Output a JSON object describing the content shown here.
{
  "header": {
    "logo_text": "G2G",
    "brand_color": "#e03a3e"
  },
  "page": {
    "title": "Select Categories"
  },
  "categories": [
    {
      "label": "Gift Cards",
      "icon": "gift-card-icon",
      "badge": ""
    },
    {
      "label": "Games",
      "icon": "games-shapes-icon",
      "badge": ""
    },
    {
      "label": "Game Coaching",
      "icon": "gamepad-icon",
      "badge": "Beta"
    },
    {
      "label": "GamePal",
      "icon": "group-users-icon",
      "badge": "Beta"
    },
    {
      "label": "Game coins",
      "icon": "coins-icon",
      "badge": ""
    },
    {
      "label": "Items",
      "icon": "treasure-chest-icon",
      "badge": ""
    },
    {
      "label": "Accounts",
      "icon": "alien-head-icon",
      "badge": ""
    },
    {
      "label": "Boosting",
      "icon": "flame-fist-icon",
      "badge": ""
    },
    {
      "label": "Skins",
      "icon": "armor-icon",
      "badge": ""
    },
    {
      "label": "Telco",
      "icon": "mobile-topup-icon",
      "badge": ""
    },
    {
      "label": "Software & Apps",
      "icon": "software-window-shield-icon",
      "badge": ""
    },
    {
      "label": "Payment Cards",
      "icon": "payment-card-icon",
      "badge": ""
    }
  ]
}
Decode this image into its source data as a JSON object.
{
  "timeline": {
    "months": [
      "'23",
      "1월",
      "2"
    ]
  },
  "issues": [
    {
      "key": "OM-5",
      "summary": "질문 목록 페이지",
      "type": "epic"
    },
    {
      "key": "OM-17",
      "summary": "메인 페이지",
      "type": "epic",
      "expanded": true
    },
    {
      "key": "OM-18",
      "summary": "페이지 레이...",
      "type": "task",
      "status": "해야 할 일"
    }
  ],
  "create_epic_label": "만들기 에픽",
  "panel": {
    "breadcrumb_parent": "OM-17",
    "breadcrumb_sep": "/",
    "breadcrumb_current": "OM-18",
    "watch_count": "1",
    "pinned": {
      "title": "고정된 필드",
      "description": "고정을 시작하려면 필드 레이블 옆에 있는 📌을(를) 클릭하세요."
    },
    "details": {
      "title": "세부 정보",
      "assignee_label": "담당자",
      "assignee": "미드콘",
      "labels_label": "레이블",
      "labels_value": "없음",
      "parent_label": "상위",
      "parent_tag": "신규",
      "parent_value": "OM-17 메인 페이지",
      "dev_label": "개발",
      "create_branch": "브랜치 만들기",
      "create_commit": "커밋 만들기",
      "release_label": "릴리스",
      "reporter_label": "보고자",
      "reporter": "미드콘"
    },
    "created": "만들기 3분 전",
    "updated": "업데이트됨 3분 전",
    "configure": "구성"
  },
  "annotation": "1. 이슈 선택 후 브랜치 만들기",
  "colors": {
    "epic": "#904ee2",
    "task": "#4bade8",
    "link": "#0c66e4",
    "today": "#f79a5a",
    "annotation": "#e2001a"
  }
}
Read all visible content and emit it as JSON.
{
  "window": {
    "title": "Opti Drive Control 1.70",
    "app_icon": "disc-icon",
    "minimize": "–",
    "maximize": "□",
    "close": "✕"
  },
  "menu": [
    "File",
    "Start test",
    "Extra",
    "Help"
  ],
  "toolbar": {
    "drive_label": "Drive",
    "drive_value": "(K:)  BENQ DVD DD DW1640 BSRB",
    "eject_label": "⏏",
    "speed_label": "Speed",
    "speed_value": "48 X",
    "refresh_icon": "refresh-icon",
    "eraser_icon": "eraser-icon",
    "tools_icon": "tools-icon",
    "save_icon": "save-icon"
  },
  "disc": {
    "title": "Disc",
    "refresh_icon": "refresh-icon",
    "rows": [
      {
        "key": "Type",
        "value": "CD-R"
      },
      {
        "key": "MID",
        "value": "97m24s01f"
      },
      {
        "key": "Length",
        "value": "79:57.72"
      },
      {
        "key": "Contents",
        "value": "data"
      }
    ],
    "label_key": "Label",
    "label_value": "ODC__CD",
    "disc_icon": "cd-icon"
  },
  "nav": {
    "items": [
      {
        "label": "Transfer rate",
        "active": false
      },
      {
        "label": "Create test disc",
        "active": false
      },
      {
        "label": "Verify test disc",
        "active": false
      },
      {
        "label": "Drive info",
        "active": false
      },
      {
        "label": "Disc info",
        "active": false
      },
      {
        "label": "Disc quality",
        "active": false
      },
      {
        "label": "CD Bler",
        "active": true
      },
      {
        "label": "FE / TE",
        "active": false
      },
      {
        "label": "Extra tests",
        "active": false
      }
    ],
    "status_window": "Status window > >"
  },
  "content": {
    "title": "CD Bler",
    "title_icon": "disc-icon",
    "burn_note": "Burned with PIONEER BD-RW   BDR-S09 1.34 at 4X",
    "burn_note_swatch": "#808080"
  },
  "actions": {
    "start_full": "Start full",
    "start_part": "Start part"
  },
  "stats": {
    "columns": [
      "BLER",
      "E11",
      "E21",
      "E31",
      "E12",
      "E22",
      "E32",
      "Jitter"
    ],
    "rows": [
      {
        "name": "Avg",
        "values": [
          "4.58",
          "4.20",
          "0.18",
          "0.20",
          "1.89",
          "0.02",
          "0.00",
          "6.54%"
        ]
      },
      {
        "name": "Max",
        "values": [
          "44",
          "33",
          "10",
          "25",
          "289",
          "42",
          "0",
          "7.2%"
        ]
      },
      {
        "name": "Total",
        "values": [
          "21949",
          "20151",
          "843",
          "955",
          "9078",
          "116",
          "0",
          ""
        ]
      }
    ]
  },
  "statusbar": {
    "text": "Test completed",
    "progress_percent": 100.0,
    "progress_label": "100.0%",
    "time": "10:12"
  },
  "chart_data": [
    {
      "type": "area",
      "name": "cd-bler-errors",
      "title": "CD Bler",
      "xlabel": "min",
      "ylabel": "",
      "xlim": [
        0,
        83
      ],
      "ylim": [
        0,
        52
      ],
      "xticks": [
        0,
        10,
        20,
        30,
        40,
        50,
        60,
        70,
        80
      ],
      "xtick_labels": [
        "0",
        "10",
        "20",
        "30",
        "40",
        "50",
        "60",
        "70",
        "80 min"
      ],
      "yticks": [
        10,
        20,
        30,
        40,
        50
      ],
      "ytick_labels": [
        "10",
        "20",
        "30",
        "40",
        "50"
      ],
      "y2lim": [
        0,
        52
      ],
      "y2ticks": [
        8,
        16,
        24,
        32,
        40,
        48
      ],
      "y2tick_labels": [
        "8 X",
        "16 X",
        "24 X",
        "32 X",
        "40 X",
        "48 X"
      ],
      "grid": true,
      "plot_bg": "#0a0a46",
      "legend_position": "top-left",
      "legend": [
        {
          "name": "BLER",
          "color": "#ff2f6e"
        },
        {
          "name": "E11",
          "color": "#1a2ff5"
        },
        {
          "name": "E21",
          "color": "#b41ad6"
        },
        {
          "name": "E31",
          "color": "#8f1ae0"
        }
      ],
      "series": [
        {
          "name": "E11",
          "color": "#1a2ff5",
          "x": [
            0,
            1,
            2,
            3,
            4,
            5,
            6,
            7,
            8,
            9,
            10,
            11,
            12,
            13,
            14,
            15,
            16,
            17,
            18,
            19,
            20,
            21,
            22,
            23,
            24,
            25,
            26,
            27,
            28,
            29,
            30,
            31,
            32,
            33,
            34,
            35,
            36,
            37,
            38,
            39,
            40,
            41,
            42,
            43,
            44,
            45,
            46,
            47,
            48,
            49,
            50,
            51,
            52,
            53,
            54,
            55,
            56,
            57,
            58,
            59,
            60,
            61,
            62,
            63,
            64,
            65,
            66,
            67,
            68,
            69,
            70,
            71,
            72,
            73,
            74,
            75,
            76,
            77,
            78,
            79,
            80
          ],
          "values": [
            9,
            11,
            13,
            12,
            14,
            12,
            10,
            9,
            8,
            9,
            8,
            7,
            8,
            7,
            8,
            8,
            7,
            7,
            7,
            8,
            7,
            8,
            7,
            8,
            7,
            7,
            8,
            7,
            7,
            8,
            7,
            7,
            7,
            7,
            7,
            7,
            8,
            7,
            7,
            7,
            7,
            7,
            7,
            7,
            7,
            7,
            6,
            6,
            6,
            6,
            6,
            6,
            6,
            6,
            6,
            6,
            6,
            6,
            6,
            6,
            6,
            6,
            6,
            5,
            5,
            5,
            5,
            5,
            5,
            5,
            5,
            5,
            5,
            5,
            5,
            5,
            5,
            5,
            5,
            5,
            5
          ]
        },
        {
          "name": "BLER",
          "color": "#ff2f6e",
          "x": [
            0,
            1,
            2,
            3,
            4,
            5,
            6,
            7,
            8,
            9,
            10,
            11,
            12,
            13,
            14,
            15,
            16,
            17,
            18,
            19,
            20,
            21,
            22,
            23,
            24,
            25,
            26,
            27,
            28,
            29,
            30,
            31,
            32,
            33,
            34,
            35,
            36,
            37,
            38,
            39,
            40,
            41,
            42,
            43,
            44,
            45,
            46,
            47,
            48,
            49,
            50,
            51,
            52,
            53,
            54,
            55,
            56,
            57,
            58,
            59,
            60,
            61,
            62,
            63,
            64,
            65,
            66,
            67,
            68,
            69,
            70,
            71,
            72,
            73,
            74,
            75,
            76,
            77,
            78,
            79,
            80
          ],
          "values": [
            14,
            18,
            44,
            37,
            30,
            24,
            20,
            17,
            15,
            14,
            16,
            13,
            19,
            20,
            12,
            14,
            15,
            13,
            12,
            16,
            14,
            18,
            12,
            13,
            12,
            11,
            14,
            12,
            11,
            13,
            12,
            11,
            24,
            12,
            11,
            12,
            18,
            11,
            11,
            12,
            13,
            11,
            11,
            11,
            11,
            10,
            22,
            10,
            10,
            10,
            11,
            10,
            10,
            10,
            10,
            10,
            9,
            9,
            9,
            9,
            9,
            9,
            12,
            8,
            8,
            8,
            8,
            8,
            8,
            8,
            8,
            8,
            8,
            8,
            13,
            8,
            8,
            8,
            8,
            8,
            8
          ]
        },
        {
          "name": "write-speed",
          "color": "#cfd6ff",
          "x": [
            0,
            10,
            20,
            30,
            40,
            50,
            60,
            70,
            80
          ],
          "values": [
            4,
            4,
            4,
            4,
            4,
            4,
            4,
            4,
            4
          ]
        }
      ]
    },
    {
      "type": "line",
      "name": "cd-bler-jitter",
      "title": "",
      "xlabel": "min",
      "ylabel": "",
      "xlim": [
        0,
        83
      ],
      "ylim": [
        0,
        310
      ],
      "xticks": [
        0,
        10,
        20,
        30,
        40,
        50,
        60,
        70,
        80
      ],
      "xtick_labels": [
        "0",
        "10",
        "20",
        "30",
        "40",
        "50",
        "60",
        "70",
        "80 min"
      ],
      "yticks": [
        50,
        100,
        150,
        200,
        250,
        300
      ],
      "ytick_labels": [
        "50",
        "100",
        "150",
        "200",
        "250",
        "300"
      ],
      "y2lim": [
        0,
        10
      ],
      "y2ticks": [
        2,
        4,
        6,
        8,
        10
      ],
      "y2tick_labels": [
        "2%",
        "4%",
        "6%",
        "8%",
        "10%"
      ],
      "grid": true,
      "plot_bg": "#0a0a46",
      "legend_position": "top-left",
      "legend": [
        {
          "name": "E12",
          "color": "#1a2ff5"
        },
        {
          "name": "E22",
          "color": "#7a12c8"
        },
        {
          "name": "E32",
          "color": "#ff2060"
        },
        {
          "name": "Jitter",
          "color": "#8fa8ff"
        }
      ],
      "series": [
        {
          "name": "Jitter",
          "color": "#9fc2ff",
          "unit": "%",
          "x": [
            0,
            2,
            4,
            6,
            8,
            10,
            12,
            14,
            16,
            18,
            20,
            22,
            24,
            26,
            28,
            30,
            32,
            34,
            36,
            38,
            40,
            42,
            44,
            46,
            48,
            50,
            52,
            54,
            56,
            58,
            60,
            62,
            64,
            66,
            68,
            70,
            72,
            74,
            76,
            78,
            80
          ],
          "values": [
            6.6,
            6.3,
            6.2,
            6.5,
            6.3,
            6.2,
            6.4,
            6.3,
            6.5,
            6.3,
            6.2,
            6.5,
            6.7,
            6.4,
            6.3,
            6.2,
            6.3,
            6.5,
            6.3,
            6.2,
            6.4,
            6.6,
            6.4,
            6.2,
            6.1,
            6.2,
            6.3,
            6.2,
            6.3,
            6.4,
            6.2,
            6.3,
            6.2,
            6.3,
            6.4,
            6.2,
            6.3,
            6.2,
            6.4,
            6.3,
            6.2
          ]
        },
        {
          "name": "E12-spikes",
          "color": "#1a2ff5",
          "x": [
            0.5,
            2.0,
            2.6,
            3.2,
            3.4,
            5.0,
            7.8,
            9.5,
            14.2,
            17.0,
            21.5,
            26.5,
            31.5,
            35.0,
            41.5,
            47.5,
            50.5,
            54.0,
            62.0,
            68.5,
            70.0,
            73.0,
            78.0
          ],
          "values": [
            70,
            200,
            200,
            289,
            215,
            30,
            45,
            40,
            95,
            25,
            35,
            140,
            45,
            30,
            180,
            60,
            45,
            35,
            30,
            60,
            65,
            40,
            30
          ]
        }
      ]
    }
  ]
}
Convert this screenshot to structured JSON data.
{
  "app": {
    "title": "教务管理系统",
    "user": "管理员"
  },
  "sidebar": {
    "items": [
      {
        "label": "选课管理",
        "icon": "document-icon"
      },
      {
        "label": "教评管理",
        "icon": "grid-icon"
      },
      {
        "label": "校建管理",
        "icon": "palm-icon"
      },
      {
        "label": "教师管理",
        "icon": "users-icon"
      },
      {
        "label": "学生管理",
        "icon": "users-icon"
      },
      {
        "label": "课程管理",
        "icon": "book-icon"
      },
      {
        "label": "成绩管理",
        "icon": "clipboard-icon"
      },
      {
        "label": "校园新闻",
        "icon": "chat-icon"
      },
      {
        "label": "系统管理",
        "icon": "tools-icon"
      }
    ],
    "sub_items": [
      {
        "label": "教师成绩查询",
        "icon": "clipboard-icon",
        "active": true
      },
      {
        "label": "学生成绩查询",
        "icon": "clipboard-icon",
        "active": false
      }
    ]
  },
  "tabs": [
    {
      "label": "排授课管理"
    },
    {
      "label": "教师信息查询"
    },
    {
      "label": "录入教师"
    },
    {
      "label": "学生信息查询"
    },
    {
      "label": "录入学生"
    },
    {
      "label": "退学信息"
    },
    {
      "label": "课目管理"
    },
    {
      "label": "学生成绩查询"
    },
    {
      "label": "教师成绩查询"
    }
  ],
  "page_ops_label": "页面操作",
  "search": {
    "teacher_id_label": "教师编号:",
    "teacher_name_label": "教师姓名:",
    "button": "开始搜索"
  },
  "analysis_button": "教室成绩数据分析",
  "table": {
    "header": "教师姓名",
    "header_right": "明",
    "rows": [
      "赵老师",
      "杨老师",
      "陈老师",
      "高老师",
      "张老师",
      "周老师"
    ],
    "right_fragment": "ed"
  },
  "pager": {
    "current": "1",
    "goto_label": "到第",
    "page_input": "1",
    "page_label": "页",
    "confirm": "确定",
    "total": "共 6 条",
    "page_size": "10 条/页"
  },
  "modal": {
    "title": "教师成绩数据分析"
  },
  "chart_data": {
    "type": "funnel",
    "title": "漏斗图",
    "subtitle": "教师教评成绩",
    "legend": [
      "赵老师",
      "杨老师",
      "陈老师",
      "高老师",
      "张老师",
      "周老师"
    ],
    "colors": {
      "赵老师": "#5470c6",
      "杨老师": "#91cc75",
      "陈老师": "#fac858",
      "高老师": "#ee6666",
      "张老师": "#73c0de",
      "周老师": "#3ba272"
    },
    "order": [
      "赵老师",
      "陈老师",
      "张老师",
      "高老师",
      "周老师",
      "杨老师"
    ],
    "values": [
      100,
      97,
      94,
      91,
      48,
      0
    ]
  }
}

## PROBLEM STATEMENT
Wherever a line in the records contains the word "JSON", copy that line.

## YOUR SOLUTION
Output a JSON object describing the content shown here.
Decode this image into its source data as a JSON object.
Read all visible content and emit it as JSON.
Convert this screenshot to structured JSON data.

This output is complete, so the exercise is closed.